VW owners might seek more money in lawsuitThe amount of compensation sought by Korean owners of Volkswagen vehicles as a result of the emissions-rigging scandal may be snowballing.
According to law firm Barun, which is currently managing the lawsuit filed by Korean Volkswagen owners, on Tuesday, the overall scale of the lawsuit could be getting much bigger since the U.S. Environmental Protection Agency is considering forcing the German brand to give a full refund on cars equipped with the problematic EA 189 engines because the cars’ fuel efficiency worsened following repairs to their engines.
Volkswagen has been saying that the emissions issues can be easily resolved by a quick and painless repair of the software that covers the engine’s electronic control unit (ECU), but several features including fuel efficiency reportedly worsened afterward.
The Korean lawsuit previously said each owner will seek 20 million won ($17,500) in compensation, but that could rise significantly considering popular models like Passat 2.0 TDI were offered at over 35 million won.

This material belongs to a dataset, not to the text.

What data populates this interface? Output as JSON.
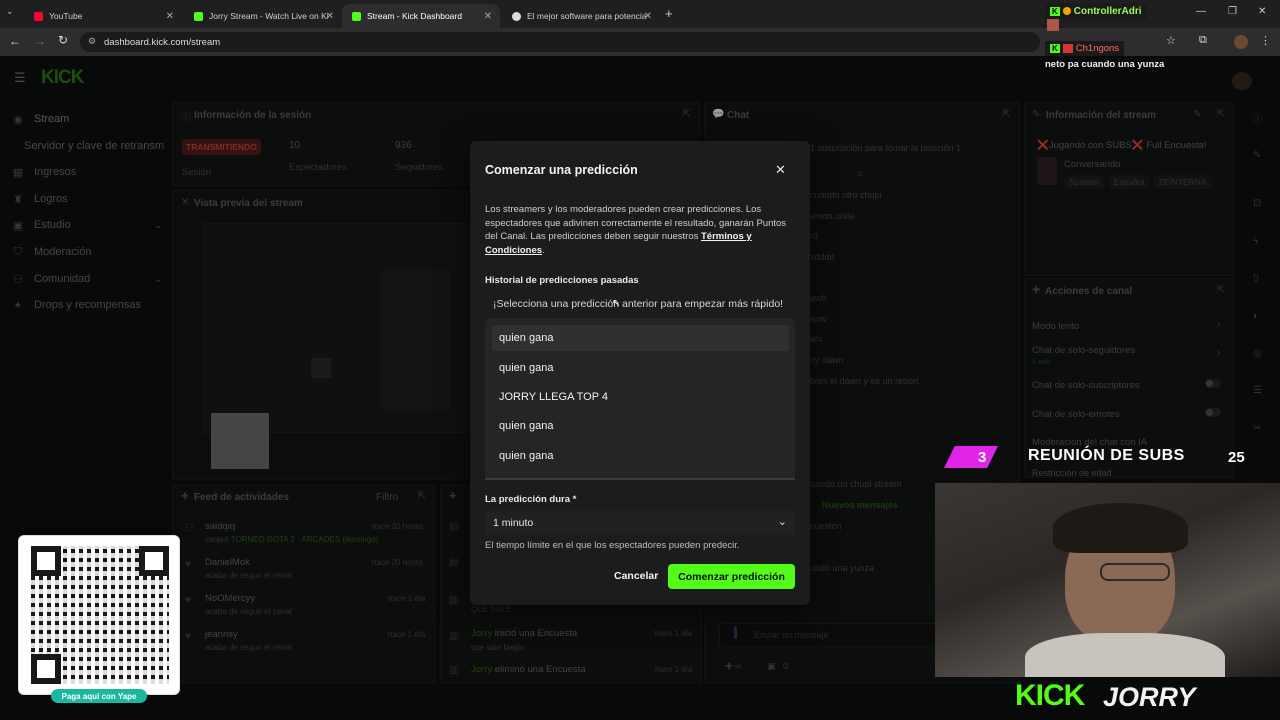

“The German and U.S. government put off the recall plan submitted by Volkswagen lately, as it showed that the fuel efficiency of some cars deteriorated after the repair,” Barun attorney Ha Jong-sun said in a press briefing. “Volkswagen is currently trying to reach a settlement with litigants in the United States over the compensation issue, and if the two sides fail to reach an agreement by April 21, the court will make a ruling about the refund by summer. We will act in accordance with that decision in the future.” The firm filed the lawsuit against the automaker earlier this year, and a total of 4,338 Volkswagen owners have joined the case as of last week.
Ha also expressed concern that the recall to be carried out in Korea wouldn’t ultimately resolve the emissions problem.
“The reason that the United States put off Volkswagen’s recall was because it saw that the emissions from the pickup truck Amarok in Germany didn’t improve even after the software was repaired,” Ha said.
He added that the Korean Ministry of Environment needs to demand the source codes for the engine’s ECU. The ministry tested Volkswagen cars based on the existing New European Driving Cycle method, but Ha argued that the test can’t find exact problems of the part, and that it therefore needs to secure source code files known as A2L and HAP that include structural details of the software. “
Without securing the codes, the ministry might approve the automaker’s recall plan without knowing the exact cause of the problem,” Ha said. “It means that it might be impossible to find whether the defect was fully repaired after a recall.”
Barun said it also filed an administrative injunction against the Environment Ministry as the government refused the request to reveal Volkswagen’s recall plan submitted on Jan. 6. The ministry said it refused to disclose the information since it is an ongoing issue.
BY KWON SANG-SOO [firstname.lastname@example.org]